== Task goal ==
Below are records; how many of their lines hold the string "verified"? Reply with nothing but the number.

---- Supplied data

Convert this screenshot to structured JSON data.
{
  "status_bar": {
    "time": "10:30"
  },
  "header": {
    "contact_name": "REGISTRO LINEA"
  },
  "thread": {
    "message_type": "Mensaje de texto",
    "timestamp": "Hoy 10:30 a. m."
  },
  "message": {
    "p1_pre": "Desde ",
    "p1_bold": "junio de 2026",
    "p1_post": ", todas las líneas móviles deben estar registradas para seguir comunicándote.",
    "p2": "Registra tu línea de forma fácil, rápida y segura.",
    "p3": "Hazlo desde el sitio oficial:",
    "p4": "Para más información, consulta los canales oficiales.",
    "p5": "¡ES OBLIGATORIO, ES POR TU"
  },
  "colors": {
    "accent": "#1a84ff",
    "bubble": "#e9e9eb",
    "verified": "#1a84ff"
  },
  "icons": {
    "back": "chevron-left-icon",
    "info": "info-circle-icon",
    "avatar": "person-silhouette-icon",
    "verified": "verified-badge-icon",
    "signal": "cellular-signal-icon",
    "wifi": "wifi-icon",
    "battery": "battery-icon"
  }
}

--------

== Solution to this exercise ==
2